-- EXERCISE MATERIALS follows --
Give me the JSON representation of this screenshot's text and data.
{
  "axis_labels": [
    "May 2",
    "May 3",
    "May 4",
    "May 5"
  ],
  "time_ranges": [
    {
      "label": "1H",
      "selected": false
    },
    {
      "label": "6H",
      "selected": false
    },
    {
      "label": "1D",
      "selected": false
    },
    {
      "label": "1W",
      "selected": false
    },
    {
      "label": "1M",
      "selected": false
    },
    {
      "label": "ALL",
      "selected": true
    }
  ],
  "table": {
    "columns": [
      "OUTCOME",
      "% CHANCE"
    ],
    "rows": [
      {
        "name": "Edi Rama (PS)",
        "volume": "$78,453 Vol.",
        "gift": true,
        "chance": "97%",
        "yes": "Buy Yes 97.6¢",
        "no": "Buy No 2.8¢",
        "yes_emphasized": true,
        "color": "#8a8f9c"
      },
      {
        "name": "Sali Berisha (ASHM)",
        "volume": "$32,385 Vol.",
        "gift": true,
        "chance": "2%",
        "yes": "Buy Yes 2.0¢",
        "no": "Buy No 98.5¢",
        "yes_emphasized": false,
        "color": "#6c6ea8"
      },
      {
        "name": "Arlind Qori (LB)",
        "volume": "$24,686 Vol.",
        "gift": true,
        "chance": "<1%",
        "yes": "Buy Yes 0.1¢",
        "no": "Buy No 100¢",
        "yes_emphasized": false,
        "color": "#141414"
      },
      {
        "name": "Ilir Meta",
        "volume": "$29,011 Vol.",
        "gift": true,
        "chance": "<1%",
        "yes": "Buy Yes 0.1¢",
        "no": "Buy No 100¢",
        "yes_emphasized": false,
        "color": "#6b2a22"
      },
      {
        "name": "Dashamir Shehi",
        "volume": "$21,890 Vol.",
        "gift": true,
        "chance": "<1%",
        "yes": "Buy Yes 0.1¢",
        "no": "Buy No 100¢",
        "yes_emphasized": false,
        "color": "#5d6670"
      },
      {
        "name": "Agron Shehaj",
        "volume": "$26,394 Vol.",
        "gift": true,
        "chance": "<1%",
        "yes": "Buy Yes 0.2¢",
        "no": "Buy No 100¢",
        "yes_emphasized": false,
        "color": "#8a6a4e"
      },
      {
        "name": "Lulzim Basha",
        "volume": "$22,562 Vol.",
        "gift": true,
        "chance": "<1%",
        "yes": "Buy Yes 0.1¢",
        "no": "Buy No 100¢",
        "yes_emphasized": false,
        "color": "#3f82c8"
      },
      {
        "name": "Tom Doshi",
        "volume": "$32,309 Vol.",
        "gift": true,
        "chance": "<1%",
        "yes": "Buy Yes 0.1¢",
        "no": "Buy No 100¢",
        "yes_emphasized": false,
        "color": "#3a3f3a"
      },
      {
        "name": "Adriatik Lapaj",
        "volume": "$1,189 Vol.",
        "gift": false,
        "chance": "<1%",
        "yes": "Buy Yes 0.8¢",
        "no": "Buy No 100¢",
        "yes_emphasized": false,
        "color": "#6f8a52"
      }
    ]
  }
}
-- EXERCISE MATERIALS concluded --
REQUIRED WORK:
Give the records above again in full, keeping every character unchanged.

PROBLEM SOLUTION:
Give me the JSON representation of this screenshot's text and data.
{
  "axis_labels": [
    "May 2",
    "May 3",
    "May 4",
    "May 5"
  ],
  "time_ranges": [
    {
      "label": "1H",
      "selected": false
    },
    {
      "label": "6H",
      "selected": false
    },
    {
      "label": "1D",
      "selected": false
    },
    {
      "label": "1W",
      "selected": false
    },
    {
      "label": "1M",
      "selected": false
    },
    {
      "label": "ALL",
      "selected": true
    }
  ],
  "table": {
    "columns": [
      "OUTCOME",
      "% CHANCE"
    ],
    "rows": [
      {
        "name": "Edi Rama (PS)",
        "volume": "$78,453 Vol.",
        "gift": true,
        "chance": "97%",
        "yes": "Buy Yes 97.6¢",
        "no": "Buy No 2.8¢",
        "yes_emphasized": true,
        "color": "#8a8f9c"
      },
      {
        "name": "Sali Berisha (ASHM)",
        "volume": "$32,385 Vol.",
        "gift": true,
        "chance": "2%",
        "yes": "Buy Yes 2.0¢",
        "no": "Buy No 98.5¢",
        "yes_emphasized": false,
        "color": "#6c6ea8"
      },
      {
        "name": "Arlind Qori (LB)",
        "volume": "$24,686 Vol.",
        "gift": true,
        "chance": "<1%",
        "yes": "Buy Yes 0.1¢",
        "no": "Buy No 100¢",
        "yes_emphasized": false,
        "color": "#141414"
      },
      {
        "name": "Ilir Meta",
        "volume": "$29,011 Vol.",
        "gift": true,
        "chance": "<1%",
        "yes": "Buy Yes 0.1¢",
        "no": "Buy No 100¢",
        "yes_emphasized": false,
        "color": "#6b2a22"
      },
      {
        "name": "Dashamir Shehi",
        "volume": "$21,890 Vol.",
        "gift": true,
        "chance": "<1%",
        "yes": "Buy Yes 0.1¢",
        "no": "Buy No 100¢",
        "yes_emphasized": false,
        "color": "#5d6670"
      },
      {
        "name": "Agron Shehaj",
        "volume": "$26,394 Vol.",
        "gift": true,
        "chance": "<1%",
        "yes": "Buy Yes 0.2¢",
        "no": "Buy No 100¢",
        "yes_emphasized": false,
        "color": "#8a6a4e"
      },
      {
        "name": "Lulzim Basha",
        "volume": "$22,562 Vol.",
        "gift": true,
        "chance": "<1%",
        "yes": "Buy Yes 0.1¢",
        "no": "Buy No 100¢",
        "yes_emphasized": false,
        "color": "#3f82c8"
      },
      {
        "name": "Tom Doshi",
        "volume": "$32,309 Vol.",
        "gift": true,
        "chance": "<1%",
        "yes": "Buy Yes 0.1¢",
        "no": "Buy No 100¢",
        "yes_emphasized": false,
        "color": "#3a3f3a"
      },
      {
        "name": "Adriatik Lapaj",
        "volume": "$1,189 Vol.",
        "gift": false,
        "chance": "<1%",
        "yes": "Buy Yes 0.8¢",
        "no": "Buy No 100¢",
        "yes_emphasized": false,
        "color": "#6f8a52"
      }
    ]
  }
}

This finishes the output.